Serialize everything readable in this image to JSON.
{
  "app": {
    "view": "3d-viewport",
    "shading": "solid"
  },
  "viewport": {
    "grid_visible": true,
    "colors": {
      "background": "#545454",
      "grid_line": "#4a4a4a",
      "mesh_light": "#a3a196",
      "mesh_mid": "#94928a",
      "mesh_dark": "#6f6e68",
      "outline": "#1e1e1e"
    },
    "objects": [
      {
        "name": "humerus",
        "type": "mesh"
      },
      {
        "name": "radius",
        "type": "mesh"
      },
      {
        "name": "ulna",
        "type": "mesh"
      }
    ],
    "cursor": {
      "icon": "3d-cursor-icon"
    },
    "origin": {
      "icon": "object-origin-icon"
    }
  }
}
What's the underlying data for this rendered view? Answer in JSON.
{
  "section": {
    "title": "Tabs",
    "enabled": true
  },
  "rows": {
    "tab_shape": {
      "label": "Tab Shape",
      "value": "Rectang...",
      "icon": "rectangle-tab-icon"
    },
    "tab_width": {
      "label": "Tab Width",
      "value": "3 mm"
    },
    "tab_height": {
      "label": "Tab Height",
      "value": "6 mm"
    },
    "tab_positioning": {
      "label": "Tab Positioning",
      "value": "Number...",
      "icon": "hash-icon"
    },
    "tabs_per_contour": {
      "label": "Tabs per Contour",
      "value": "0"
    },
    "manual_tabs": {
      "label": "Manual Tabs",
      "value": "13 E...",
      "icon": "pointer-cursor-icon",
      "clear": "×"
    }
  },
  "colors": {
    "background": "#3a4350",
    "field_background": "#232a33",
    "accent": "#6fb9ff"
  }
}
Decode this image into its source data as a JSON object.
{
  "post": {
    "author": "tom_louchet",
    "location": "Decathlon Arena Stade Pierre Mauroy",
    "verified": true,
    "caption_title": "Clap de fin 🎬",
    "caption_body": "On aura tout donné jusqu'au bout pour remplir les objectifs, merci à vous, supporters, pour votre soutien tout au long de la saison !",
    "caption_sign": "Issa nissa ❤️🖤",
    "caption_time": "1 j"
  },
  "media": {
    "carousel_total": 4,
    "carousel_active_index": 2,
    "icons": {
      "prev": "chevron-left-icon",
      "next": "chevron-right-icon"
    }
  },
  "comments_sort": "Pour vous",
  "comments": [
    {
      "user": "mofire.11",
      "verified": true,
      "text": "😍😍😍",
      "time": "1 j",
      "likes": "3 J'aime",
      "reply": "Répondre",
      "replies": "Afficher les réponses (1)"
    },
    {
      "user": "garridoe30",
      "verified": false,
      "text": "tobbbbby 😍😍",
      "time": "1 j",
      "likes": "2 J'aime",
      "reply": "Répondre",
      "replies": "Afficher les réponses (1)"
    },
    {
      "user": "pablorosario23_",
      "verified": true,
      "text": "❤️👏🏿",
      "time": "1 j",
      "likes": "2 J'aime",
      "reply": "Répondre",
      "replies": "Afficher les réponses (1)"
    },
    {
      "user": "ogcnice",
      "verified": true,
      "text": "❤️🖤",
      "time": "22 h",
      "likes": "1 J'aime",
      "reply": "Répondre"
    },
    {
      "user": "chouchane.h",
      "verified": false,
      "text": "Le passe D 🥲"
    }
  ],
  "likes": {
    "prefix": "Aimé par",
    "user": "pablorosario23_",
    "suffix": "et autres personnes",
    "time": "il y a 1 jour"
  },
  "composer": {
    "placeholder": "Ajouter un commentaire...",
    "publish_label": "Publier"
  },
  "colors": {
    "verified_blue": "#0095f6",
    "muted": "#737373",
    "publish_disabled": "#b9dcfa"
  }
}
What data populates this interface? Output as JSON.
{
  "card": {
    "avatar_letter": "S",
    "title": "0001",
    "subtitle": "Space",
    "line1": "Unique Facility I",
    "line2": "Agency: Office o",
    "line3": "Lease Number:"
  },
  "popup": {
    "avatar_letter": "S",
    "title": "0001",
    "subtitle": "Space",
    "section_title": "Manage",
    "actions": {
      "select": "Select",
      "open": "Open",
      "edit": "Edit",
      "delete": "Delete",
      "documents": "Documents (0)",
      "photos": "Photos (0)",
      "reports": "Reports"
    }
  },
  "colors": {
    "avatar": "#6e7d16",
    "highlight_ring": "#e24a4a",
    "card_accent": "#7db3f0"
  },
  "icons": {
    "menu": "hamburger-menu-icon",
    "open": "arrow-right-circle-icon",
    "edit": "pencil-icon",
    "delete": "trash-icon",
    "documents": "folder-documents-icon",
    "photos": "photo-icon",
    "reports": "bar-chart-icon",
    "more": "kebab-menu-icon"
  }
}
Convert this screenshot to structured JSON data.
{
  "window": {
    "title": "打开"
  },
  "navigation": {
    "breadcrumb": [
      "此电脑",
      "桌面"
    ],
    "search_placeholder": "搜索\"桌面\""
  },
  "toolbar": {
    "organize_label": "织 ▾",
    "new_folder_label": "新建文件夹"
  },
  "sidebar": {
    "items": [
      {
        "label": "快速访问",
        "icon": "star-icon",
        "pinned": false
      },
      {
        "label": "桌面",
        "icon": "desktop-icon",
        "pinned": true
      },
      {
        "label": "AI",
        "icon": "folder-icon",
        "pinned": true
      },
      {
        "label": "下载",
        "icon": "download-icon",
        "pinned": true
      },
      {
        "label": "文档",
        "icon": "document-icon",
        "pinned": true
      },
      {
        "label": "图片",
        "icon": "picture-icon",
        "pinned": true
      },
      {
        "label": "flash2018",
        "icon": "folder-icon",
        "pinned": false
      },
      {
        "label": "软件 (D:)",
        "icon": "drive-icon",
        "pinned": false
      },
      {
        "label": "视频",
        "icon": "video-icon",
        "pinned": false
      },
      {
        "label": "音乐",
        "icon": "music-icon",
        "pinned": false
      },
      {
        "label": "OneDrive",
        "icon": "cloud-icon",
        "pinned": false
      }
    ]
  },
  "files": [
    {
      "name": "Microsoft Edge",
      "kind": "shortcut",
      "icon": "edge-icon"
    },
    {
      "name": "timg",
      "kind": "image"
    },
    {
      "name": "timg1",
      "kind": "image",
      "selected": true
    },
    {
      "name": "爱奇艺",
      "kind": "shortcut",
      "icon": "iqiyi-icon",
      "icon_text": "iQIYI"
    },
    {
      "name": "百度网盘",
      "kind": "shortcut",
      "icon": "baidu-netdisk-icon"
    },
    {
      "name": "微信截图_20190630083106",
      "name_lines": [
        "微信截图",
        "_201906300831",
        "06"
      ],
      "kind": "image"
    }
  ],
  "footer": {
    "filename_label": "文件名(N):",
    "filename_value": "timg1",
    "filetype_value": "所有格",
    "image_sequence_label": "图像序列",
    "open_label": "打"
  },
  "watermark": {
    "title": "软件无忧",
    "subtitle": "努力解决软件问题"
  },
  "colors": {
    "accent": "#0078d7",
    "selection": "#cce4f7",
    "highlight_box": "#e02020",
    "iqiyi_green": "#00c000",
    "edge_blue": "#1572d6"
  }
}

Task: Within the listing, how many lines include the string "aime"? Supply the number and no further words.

Exercise output: 4